- _DATA_:
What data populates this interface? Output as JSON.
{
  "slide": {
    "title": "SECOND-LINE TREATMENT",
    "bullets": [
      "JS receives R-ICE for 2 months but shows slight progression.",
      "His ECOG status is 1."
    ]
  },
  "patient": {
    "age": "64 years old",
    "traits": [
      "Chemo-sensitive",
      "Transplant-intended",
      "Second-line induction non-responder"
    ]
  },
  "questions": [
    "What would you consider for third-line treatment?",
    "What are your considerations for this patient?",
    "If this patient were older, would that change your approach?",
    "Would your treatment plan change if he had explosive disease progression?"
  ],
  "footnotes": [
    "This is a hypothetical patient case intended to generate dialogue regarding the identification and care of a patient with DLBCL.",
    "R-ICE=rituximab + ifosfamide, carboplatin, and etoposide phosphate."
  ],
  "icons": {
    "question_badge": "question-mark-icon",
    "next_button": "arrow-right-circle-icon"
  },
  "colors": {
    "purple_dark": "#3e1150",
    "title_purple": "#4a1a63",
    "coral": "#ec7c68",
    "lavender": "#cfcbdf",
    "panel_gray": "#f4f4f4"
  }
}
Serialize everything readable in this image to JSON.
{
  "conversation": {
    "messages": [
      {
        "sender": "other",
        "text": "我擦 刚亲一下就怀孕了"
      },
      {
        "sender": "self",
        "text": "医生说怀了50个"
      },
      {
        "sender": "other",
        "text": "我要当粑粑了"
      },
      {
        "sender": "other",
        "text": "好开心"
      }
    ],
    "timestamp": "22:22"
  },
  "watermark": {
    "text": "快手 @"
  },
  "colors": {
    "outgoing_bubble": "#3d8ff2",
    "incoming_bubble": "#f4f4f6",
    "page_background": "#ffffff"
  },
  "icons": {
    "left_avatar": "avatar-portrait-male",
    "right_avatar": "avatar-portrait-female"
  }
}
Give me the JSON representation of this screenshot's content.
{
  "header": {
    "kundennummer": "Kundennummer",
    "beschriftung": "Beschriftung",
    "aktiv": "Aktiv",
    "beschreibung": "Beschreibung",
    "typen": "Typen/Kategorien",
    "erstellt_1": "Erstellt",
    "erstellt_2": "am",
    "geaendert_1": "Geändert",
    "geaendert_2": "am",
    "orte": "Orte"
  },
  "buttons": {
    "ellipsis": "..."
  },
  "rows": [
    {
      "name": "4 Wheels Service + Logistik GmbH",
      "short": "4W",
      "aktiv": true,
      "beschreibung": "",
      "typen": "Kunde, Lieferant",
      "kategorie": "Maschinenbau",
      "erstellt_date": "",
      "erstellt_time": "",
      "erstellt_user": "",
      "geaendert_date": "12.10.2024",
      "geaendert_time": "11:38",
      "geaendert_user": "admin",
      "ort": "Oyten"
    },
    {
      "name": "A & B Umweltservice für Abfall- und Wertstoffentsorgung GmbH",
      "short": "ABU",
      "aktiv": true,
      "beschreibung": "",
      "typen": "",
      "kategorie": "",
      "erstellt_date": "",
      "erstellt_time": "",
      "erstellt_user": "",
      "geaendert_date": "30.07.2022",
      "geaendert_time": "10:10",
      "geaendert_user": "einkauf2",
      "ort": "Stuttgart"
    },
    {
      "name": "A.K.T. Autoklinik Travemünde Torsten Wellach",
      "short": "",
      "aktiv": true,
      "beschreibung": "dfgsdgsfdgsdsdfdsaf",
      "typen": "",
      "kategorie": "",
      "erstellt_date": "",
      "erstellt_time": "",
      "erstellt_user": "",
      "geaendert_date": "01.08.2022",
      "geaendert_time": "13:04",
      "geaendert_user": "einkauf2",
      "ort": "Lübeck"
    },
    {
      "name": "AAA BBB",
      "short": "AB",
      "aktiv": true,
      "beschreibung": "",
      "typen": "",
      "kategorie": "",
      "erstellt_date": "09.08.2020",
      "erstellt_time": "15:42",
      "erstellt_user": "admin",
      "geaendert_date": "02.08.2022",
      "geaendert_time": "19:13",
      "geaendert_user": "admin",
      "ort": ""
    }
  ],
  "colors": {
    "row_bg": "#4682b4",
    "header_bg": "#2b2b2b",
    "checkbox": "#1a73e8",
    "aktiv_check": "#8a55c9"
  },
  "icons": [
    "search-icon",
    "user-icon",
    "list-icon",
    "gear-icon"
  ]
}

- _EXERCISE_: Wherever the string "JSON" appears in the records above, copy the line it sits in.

- _RESPONSE BOX_:
What data populates this interface? Output as JSON.
Serialize everything readable in this image to JSON.
Give me the JSON representation of this screenshot's content.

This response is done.